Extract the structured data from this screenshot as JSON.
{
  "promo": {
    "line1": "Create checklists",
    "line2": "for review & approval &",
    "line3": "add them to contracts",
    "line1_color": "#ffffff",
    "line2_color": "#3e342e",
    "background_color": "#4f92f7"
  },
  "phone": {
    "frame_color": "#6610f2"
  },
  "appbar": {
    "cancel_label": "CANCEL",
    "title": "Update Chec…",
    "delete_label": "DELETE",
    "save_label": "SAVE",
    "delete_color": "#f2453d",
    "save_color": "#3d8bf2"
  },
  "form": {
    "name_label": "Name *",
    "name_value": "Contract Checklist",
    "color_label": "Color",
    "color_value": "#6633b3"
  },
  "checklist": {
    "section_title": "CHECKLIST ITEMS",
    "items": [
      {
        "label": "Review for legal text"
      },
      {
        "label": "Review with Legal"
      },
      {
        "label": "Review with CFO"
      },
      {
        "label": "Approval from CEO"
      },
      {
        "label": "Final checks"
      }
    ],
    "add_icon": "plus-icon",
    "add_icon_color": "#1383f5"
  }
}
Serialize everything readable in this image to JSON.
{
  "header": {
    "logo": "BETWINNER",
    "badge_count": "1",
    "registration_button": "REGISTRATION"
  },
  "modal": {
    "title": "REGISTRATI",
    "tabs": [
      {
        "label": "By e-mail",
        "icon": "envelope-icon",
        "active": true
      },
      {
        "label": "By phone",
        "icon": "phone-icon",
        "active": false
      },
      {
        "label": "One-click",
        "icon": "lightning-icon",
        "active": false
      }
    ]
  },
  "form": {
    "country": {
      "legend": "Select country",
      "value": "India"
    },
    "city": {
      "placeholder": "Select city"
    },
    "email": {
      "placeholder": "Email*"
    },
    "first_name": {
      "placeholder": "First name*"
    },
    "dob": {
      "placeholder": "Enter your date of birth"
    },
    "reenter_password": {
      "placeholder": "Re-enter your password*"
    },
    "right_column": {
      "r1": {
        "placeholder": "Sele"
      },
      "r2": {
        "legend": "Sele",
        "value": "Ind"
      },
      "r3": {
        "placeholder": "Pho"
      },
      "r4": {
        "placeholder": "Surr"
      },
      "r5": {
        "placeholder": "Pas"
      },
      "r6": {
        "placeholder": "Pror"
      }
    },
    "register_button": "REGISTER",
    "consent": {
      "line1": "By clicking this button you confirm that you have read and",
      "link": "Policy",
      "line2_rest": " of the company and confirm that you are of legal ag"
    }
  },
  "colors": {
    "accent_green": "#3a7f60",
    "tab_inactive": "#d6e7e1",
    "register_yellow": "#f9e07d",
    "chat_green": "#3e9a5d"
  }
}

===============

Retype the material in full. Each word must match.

Output of the exercise:
Extract the structured data from this screenshot as JSON.
{
  "promo": {
    "line1": "Create checklists",
    "line2": "for review & approval &",
    "line3": "add them to contracts",
    "line1_color": "#ffffff",
    "line2_color": "#3e342e",
    "background_color": "#4f92f7"
  },
  "phone": {
    "frame_color": "#6610f2"
  },
  "appbar": {
    "cancel_label": "CANCEL",
    "title": "Update Chec…",
    "delete_label": "DELETE",
    "save_label": "SAVE",
    "delete_color": "#f2453d",
    "save_color": "#3d8bf2"
  },
  "form": {
    "name_label": "Name *",
    "name_value": "Contract Checklist",
    "color_label": "Color",
    "color_value": "#6633b3"
  },
  "checklist": {
    "section_title": "CHECKLIST ITEMS",
    "items": [
      {
        "label": "Review for legal text"
      },
      {
        "label": "Review with Legal"
      },
      {
        "label": "Review with CFO"
      },
      {
        "label": "Approval from CEO"
      },
      {
        "label": "Final checks"
      }
    ],
    "add_icon": "plus-icon",
    "add_icon_color": "#1383f5"
  }
}
Serialize everything readable in this image to JSON.
{
  "header": {
    "logo": "BETWINNER",
    "badge_count": "1",
    "registration_button": "REGISTRATION"
  },
  "modal": {
    "title": "REGISTRATI",
    "tabs": [
      {
        "label": "By e-mail",
        "icon": "envelope-icon",
        "active": true
      },
      {
        "label": "By phone",
        "icon": "phone-icon",
        "active": false
      },
      {
        "label": "One-click",
        "icon": "lightning-icon",
        "active": false
      }
    ]
  },
  "form": {
    "country": {
      "legend": "Select country",
      "value": "India"
    },
    "city": {
      "placeholder": "Select city"
    },
    "email": {
      "placeholder": "Email*"
    },
    "first_name": {
      "placeholder": "First name*"
    },
    "dob": {
      "placeholder": "Enter your date of birth"
    },
    "reenter_password": {
      "placeholder": "Re-enter your password*"
    },
    "right_column": {
      "r1": {
        "placeholder": "Sele"
      },
      "r2": {
        "legend": "Sele",
        "value": "Ind"
      },
      "r3": {
        "placeholder": "Pho"
      },
      "r4": {
        "placeholder": "Surr"
      },
      "r5": {
        "placeholder": "Pas"
      },
      "r6": {
        "placeholder": "Pror"
      }
    },
    "register_button": "REGISTER",
    "consent": {
      "line1": "By clicking this button you confirm that you have read and",
      "link": "Policy",
      "line2_rest": " of the company and confirm that you are of legal ag"
    }
  },
  "colors": {
    "accent_green": "#3a7f60",
    "tab_inactive": "#d6e7e1",
    "register_yellow": "#f9e07d",
    "chat_green": "#3e9a5d"
  }
}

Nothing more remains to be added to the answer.